1-2 tablespoons of water (I skipped the water as my onions were quite moist.)
Freshly ground black pepper
6 pork chops (about 2 3/4 pounds) (I used 2 bone-in chops, about 1.5 pounds total.)
All-purpose flour with salt and pepper for dredging
1/2 cup dry red wine
1 – 2 tablespoons of unsalted butter (As I used butter when cooking the onions and did not puree the onions, I did not use it here.)
Put the onions in a large heavy sauté pan with 2 tablespoons of the olive oil, a tablespoon or two of water, salt, and pepper. (I used the oil but added 1 tablespoon of unsalted butter and omitted the water.)
Cover the pan and cook the onions at the lowest simmer over the lowest possible heat for 45 minutes to one hour, stirring occasionally. At the end the onions will be smooth creamy. (I cooked the onions for a full hour and at the end uncovered them, raised the heat to medium high and cooked them until they were deep gold in color. I then added a little dry vermouth and cooked until the wine evaporated and followed this with a tablespoon of chopped parsley.)
Set the sauce aside.
Dredge the pork chops in the the seasoned flour so they won’t stick while cooking. Drizzle the remaining oil into a heavy sauté pan large enough to hold the chops comfortably without crowding, add the pork chops, and brown them, turning so they cook evenly. (I used 2 tablespoons of oil and 1 tablespoon of butter. Following Peterson’s book, I heated the fats and cooked the chops on a medium heat about 5 minutes a side; they were about 3/4 of an inch thick. I turned them only once, when juices and blood started to appear on top of the bones and the meat—about 5 minutes and cooked the second side for about another 3 minutes.)

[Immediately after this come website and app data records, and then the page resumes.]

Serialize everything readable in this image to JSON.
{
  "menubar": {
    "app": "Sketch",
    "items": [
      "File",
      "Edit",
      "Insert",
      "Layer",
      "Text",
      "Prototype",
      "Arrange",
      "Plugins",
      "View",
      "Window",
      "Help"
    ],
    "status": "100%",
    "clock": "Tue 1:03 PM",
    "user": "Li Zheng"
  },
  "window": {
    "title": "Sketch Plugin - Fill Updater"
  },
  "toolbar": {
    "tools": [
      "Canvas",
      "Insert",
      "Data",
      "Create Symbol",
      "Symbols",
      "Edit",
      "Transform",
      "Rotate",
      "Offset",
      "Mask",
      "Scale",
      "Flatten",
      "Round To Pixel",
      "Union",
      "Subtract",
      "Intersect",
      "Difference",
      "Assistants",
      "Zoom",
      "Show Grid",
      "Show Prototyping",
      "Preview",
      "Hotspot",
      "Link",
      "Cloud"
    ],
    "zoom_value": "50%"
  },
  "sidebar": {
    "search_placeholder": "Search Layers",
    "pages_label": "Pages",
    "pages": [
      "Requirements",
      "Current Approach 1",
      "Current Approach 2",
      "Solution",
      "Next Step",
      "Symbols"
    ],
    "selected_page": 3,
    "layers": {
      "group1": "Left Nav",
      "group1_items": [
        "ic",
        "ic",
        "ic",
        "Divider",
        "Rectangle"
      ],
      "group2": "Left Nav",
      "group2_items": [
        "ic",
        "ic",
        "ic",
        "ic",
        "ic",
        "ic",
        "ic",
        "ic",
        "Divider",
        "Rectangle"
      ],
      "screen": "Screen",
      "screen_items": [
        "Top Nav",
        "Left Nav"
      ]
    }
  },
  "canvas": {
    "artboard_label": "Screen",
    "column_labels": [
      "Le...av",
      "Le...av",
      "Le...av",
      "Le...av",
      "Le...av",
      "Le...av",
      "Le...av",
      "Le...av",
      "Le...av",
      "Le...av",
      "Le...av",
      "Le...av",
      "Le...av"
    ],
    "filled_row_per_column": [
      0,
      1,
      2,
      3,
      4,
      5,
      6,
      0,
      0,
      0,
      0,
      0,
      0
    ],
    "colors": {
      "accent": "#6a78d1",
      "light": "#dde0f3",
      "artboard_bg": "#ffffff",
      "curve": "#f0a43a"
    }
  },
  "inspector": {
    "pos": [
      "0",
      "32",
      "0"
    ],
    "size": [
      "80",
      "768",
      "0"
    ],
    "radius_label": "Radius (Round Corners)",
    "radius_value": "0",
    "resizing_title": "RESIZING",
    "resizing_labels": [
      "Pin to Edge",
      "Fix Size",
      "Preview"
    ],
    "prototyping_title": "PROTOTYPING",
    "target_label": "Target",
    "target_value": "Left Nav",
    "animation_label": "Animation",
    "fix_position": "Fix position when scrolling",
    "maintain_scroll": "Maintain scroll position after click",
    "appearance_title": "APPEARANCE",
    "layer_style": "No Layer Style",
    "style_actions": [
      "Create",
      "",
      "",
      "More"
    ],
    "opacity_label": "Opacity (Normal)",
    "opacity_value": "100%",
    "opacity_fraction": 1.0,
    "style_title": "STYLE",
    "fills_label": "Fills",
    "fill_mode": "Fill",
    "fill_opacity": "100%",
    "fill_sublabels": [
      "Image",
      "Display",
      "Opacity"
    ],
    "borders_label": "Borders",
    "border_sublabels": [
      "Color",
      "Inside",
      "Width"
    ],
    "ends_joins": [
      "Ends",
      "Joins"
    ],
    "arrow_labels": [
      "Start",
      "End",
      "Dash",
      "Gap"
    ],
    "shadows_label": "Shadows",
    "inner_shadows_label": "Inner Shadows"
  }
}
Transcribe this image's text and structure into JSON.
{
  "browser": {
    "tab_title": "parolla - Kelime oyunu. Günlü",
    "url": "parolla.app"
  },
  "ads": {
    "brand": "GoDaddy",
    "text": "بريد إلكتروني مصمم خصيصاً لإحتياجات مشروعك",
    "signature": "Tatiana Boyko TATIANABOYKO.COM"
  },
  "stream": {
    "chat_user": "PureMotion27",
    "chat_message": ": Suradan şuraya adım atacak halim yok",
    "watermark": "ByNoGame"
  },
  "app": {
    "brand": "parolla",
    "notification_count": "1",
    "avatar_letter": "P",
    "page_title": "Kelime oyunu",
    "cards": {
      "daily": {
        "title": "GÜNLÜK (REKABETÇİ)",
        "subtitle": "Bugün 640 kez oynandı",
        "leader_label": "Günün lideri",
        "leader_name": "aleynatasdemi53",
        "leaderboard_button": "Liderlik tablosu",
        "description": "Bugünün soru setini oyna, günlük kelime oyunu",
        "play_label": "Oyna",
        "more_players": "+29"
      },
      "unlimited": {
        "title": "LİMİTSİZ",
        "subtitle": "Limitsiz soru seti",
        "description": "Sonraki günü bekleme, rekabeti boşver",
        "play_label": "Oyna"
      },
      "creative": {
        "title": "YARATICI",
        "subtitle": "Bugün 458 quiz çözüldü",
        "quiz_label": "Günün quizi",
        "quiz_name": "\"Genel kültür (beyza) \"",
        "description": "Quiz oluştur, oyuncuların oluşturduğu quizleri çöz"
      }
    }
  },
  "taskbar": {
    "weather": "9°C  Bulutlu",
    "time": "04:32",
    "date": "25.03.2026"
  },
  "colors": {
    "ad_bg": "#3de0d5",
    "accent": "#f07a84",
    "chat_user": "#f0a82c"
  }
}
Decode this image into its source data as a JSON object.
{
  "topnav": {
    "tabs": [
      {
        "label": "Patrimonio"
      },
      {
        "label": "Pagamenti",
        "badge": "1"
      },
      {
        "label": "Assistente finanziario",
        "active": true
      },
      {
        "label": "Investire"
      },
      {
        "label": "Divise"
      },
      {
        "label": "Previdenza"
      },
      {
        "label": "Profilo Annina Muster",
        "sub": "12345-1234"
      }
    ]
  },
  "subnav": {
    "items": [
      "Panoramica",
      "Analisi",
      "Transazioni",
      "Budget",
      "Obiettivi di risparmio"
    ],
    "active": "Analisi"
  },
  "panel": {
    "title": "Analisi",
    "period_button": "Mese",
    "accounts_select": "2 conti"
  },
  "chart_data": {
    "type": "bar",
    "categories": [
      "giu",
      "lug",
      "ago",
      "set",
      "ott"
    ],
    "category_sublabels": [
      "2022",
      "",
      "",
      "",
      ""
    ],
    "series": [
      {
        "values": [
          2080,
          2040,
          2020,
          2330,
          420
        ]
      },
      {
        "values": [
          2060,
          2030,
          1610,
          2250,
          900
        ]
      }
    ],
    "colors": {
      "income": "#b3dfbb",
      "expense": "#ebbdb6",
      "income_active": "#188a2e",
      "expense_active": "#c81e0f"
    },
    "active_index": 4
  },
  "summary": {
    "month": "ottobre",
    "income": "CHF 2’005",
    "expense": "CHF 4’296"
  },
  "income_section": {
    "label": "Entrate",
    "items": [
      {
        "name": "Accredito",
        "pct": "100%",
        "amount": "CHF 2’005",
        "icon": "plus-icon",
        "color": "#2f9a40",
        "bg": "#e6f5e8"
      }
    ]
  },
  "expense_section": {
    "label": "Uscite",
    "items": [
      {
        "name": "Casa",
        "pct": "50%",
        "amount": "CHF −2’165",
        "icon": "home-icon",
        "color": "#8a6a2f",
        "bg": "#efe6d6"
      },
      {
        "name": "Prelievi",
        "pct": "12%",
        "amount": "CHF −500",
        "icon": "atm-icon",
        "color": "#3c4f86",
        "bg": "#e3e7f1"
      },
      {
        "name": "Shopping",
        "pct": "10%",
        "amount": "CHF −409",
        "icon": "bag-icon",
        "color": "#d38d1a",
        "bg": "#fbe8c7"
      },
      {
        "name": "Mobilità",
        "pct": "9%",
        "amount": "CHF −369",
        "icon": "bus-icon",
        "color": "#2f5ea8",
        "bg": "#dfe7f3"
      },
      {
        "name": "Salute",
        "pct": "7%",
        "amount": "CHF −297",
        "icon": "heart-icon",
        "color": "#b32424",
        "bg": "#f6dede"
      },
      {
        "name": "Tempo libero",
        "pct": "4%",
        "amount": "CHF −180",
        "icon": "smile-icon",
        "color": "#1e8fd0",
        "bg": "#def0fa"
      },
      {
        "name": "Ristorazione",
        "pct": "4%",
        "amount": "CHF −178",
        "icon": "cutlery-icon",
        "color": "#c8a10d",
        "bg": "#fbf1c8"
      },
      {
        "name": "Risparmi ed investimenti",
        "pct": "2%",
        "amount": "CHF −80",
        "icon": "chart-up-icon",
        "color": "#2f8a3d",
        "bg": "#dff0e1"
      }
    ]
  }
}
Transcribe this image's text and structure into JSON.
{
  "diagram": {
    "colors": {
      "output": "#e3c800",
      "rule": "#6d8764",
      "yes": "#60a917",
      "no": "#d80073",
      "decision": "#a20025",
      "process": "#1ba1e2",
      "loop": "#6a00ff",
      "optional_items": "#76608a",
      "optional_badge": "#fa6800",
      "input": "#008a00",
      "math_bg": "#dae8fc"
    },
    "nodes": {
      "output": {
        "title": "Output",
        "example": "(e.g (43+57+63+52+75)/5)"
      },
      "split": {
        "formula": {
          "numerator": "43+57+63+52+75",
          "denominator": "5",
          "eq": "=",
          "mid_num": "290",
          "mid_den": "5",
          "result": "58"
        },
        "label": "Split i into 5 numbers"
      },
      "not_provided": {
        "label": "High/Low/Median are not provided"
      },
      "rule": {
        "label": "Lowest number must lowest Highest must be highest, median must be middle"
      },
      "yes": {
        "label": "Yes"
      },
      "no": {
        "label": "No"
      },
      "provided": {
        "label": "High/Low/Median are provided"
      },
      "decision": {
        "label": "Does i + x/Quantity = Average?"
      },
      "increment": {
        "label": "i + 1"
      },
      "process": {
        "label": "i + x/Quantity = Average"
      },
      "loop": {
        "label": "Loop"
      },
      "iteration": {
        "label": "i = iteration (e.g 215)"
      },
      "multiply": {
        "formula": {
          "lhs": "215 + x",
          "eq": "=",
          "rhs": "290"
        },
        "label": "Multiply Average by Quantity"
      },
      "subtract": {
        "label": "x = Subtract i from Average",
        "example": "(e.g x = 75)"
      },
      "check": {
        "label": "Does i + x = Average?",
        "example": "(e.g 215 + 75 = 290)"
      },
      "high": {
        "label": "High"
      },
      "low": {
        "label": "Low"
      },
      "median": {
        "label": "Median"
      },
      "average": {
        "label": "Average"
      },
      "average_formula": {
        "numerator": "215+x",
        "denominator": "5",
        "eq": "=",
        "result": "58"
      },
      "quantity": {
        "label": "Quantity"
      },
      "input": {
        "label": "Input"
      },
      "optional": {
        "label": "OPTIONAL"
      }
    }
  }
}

When they have browned, 2 to 3 minutes a side (again, note my comments about browning above) pour in the red wine and boil until it evaporates. (Before adding the wine, I drained off most of the accumulated cooking fat.)
Put the cooked onions on top of the pork chops, cover and cook together briefly on top of the stove so the flavors meld, turning the chops several times. (I cooked the chops for about 2 minutes covered and turned them only once.)
The onions cook into a really thick sauce; at the end puree them in a processor or blender, adding a little water or a tablespoon or two of butter. (I skipped this step altogether because I wanted the sauce to have a little more texture and had already used enough butter in the sauce and in the browning of the chops.)
I know that with my commentary, this recipe may appear complicated; but trust me when I say it really isn’t difficult.
I served the chops accompanied by oven-roasted broccoli.
Wine Pairing: Morellino di Scansano, Chianti Classico